(RECORDS FOR PROCESSING)

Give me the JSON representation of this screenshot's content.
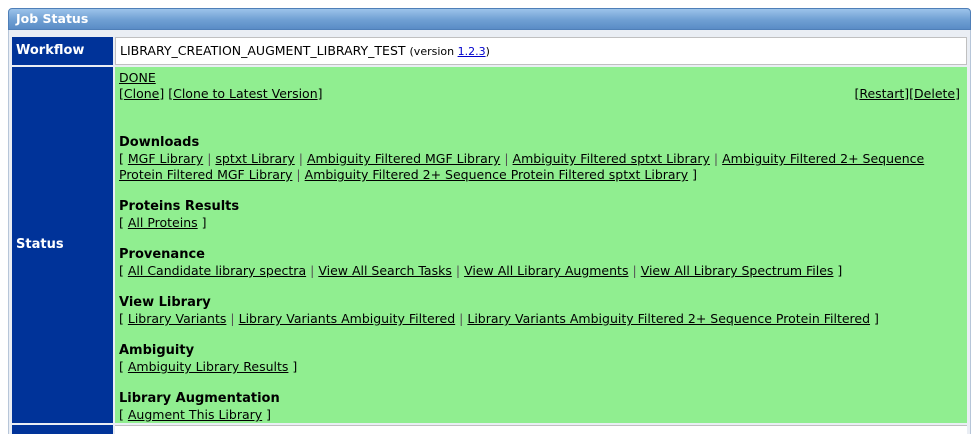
{
  "panel_title": "Job Status",
  "workflow": {
    "label": "Workflow",
    "name": "LIBRARY_CREATION_AUGMENT_LIBRARY_TEST",
    "version_prefix": "(version ",
    "version": "1.2.3",
    "version_suffix": ")"
  },
  "status": {
    "label": "Status",
    "state": "DONE",
    "clone": "Clone",
    "clone_latest": "Clone to Latest Version",
    "restart": "Restart",
    "delete": "Delete"
  },
  "sections": {
    "downloads": {
      "title": "Downloads",
      "links": [
        "MGF Library",
        "sptxt Library",
        "Ambiguity Filtered MGF Library",
        "Ambiguity Filtered sptxt Library",
        "Ambiguity Filtered 2+ Sequence Protein Filtered MGF Library",
        "Ambiguity Filtered 2+ Sequence Protein Filtered sptxt Library"
      ]
    },
    "proteins": {
      "title": "Proteins Results",
      "links": [
        "All Proteins"
      ]
    },
    "provenance": {
      "title": "Provenance",
      "links": [
        "All Candidate library spectra",
        "View All Search Tasks",
        "View All Library Augments",
        "View All Library Spectrum Files"
      ]
    },
    "view_library": {
      "title": "View Library",
      "links": [
        "Library Variants",
        "Library Variants Ambiguity Filtered",
        "Library Variants Ambiguity Filtered 2+ Sequence Protein Filtered"
      ]
    },
    "ambiguity": {
      "title": "Ambiguity",
      "links": [
        "Ambiguity Library Results"
      ]
    },
    "augmentation": {
      "title": "Library Augmentation",
      "links": [
        "Augment This Library"
      ]
    }
  },
  "colors": {
    "header_blue": "#003399",
    "status_green": "#90ee90",
    "title_bar": "#6f9fd3"
  }
}
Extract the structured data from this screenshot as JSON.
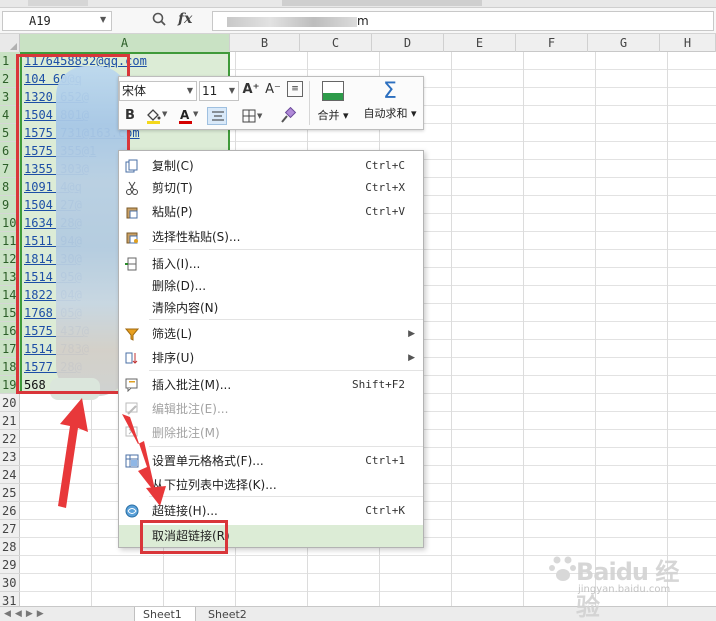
{
  "formula_bar": {
    "name_box": "A19",
    "fx_label": "fx",
    "formula_value_suffix": "m"
  },
  "columns": [
    "A",
    "B",
    "C",
    "D",
    "E",
    "F",
    "G",
    "H"
  ],
  "rows": [
    "1",
    "2",
    "3",
    "4",
    "5",
    "6",
    "7",
    "8",
    "9",
    "10",
    "11",
    "12",
    "13",
    "14",
    "15",
    "16",
    "17",
    "18",
    "19",
    "20",
    "21",
    "22",
    "23",
    "24",
    "25",
    "26",
    "27",
    "28",
    "29",
    "30",
    "31"
  ],
  "emails": [
    "1176458832@qq.com",
    "104     60@q",
    "1320     652@",
    "1504     801@",
    "1575     731@163.com",
    "1575     355@1",
    "1355     303@",
    "1091     4@q",
    "1504     27@",
    "1634     28@",
    "1511     94@",
    "1814     30@",
    "1514     95@",
    "1822     04@",
    "1768     05@",
    "1575     437@",
    "1514     783@",
    "1577     28@",
    "568     @16"
  ],
  "mini_toolbar": {
    "font_name": "宋体",
    "font_size": "11",
    "grow_font": "A⁺",
    "shrink_font": "A⁻",
    "bold": "B",
    "fill_color": "#f4d81c",
    "font_color": "#d40000",
    "merge_label": "合并",
    "autosum_label": "自动求和"
  },
  "context_menu": {
    "items": [
      {
        "label": "复制(C)",
        "shortcut": "Ctrl+C",
        "icon": "copy-icon",
        "disabled": false
      },
      {
        "label": "剪切(T)",
        "shortcut": "Ctrl+X",
        "icon": "scissors-icon",
        "disabled": false
      },
      {
        "label": "粘贴(P)",
        "shortcut": "Ctrl+V",
        "icon": "paste-icon",
        "disabled": false
      },
      {
        "label": "选择性粘贴(S)...",
        "shortcut": "",
        "icon": "paste-special-icon",
        "disabled": false
      },
      {
        "label": "插入(I)...",
        "shortcut": "",
        "icon": "insert-icon",
        "disabled": false
      },
      {
        "label": "删除(D)...",
        "shortcut": "",
        "icon": "",
        "disabled": false
      },
      {
        "label": "清除内容(N)",
        "shortcut": "",
        "icon": "",
        "disabled": false
      },
      {
        "label": "筛选(L)",
        "shortcut": "",
        "icon": "filter-icon",
        "disabled": false,
        "submenu": true
      },
      {
        "label": "排序(U)",
        "shortcut": "",
        "icon": "sort-icon",
        "disabled": false,
        "submenu": true
      },
      {
        "label": "插入批注(M)...",
        "shortcut": "Shift+F2",
        "icon": "insert-comment-icon",
        "disabled": false
      },
      {
        "label": "编辑批注(E)...",
        "shortcut": "",
        "icon": "edit-comment-icon",
        "disabled": true
      },
      {
        "label": "删除批注(M)",
        "shortcut": "",
        "icon": "delete-comment-icon",
        "disabled": true
      },
      {
        "label": "设置单元格格式(F)...",
        "shortcut": "Ctrl+1",
        "icon": "format-cells-icon",
        "disabled": false
      },
      {
        "label": "从下拉列表中选择(K)...",
        "shortcut": "",
        "icon": "",
        "disabled": false
      },
      {
        "label": "超链接(H)...",
        "shortcut": "Ctrl+K",
        "icon": "hyperlink-icon",
        "disabled": false
      },
      {
        "label": "取消超链接(R)",
        "shortcut": "",
        "icon": "",
        "disabled": false
      }
    ]
  },
  "sheet_tabs": [
    "Sheet1",
    "Sheet2"
  ],
  "watermark": {
    "text": "Baidu 经验",
    "url": "jingyan.baidu.com"
  }
}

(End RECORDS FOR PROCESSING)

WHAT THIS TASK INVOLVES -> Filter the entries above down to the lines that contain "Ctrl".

ANSWER FOR THIS EXERCISE ->
        "shortcut": "Ctrl+C",
        "shortcut": "Ctrl+X",
        "shortcut": "Ctrl+V",
        "shortcut": "Ctrl+1",
        "shortcut": "Ctrl+K",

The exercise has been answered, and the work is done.